solar-impulse-_-sunpower

Throughout human history, there have been visionaries with the desire, dream, and drive to tackle the unknown and leave their mark on history. Think of the early Spanish explorers, Louis and Clark, Sir Edmund Hillary, and Neil Armstrong, to name a few.

But no such list would be complete without the names of Bertrand Piccard and André Borschberg.

Okay, they are not exactly household names when it comes to explorers, but they’re both blazing new trails as the founders, pilots and the driving force behind Solar Impulse, the first airplane to fly both night and day without using any fuel. And now they’re in the middle of attempting the first “Round-the-World Solar Flight” – all to prove that renewable energies can achieve the impossible and change the world.

Exploration has no limits

Bertrand Piccard is no stranger to aeronautical adventures. As a doctor, psychiatrist and explorer, he was the first to successfully make a non-stop, round-the-world flight in a balloon.

André Borschberg, his co-innovator, is an engineer by profession, having graduated from the Massachusetts Institute of Technology with a degree in management science. He is a professional airplane and helicopter pilot, as well as a trained fighter pilot. André also serves as the CEO of Solar Impulse.

While both have the vision and skills to make the round-the-world solar flight a reality, they’re not working alone. The Solar Impulse team consists of 90 people, including 30 engineers, 25 technicians and 22 people involved in mission control. And that doesn’t include the hundred partners and advisers who support the endeavor both financially and technologically.

Solar Impulse 2

So what kind of plane is the Solar Impulse 2?

Powered only by the sun, Solar Impulse 2 boasts 17,000 solar panels that charge a one-ton lithium battery, which powers the aircraft at night. The plane is wider than a Boeing 747, but tipping the scales at around 5,000 pounds, it weighs less than an SUV!

Cruising at 88 miles an hour, the plane could fly forever, save for the fact that the pilots have to land every few days to restock their own supplies. The cockpit is only large enough for one pilot at a time, so Borschberg and Piccard take turns running the controls.
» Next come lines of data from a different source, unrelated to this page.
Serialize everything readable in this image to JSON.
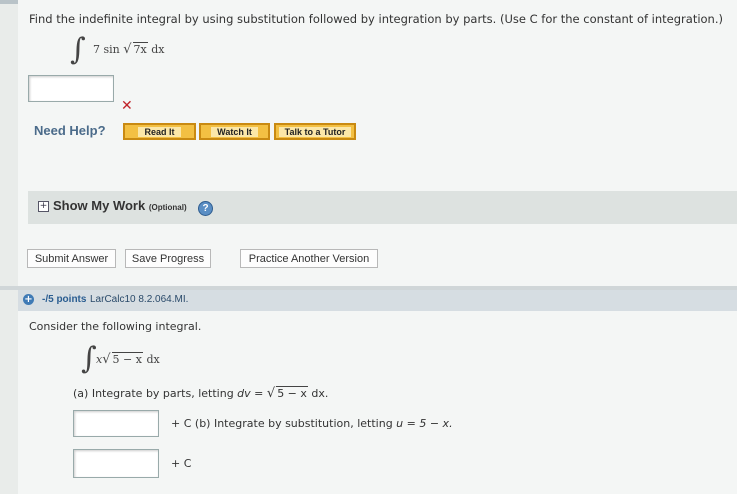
{
  "q1": {
    "prompt": "Find the indefinite integral by using substitution followed by integration by parts. (Use C for the constant of integration.)",
    "integral_sign": "∫",
    "coef": "7 sin",
    "radicand": "7x",
    "dx": "dx",
    "answer_value": "",
    "wrong_mark": "✕"
  },
  "help": {
    "label": "Need Help?",
    "read_it": "Read It",
    "watch_it": "Watch It",
    "talk_tutor": "Talk to a Tutor"
  },
  "show_work": {
    "plus": "+",
    "label": "Show My Work",
    "optional": "(Optional)",
    "help": "?"
  },
  "actions": {
    "submit": "Submit Answer",
    "save": "Save Progress",
    "practice": "Practice Another Version"
  },
  "q2": {
    "icon": "+",
    "points": "-/5 points",
    "code": "LarCalc10 8.2.064.MI.",
    "intro": "Consider the following integral.",
    "integral_sign": "∫",
    "x": "x",
    "radicand": "5 − x",
    "dx": "dx",
    "part_a_prefix": "(a) Integrate by parts, letting",
    "part_a_dv": "dv =",
    "part_a_radicand": "5 − x",
    "part_a_suffix": "dx.",
    "plus_c_a": "+ C",
    "part_b": "(b) Integrate by substitution, letting",
    "part_b_u": "u = 5 − x.",
    "plus_c_b": "+ C",
    "answer_a": "",
    "answer_b": ""
  }
}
Only enough essentials are kept on board in an effort to reduce weight.

What’s remarkable for the pilots is that they are flying in an unheated and unpressurized cockpit. Temperature extremes run from -40 degrees centigrade to +40 degrees centigrade. Their daily diet includes 6.2 pounds of food, 84.4 ounces of water and 33 ounces of sports drink.

The historic flight took off from Abu Dhabi back on March 9th. The journey has included stops in Oman, India, Myanmar, and China. After crossing the Pacific Ocean via Hawaii, Solar Impulse 2 will fly across the U.S., stopping in three locations – Phoenix, an undetermined Midwest location, and – get ready — New York City!

GSSP_SolarImpulse2_map

After crossing the Atlantic, the final legs of the adventure will include a stopover in Southern Europe or North Africa before arriving back in Abu Dhabi in August.

The ambitious goal of Solar Impulse is to pioneer new and cleaner technologies while bringing attention to how renewable energy can build and enhance our lives, as well as improve the planet. If you’re part of our community, you know this is what we stand for.

Thanks for reading our blog. Feel free to check out our blog on solar vehicles.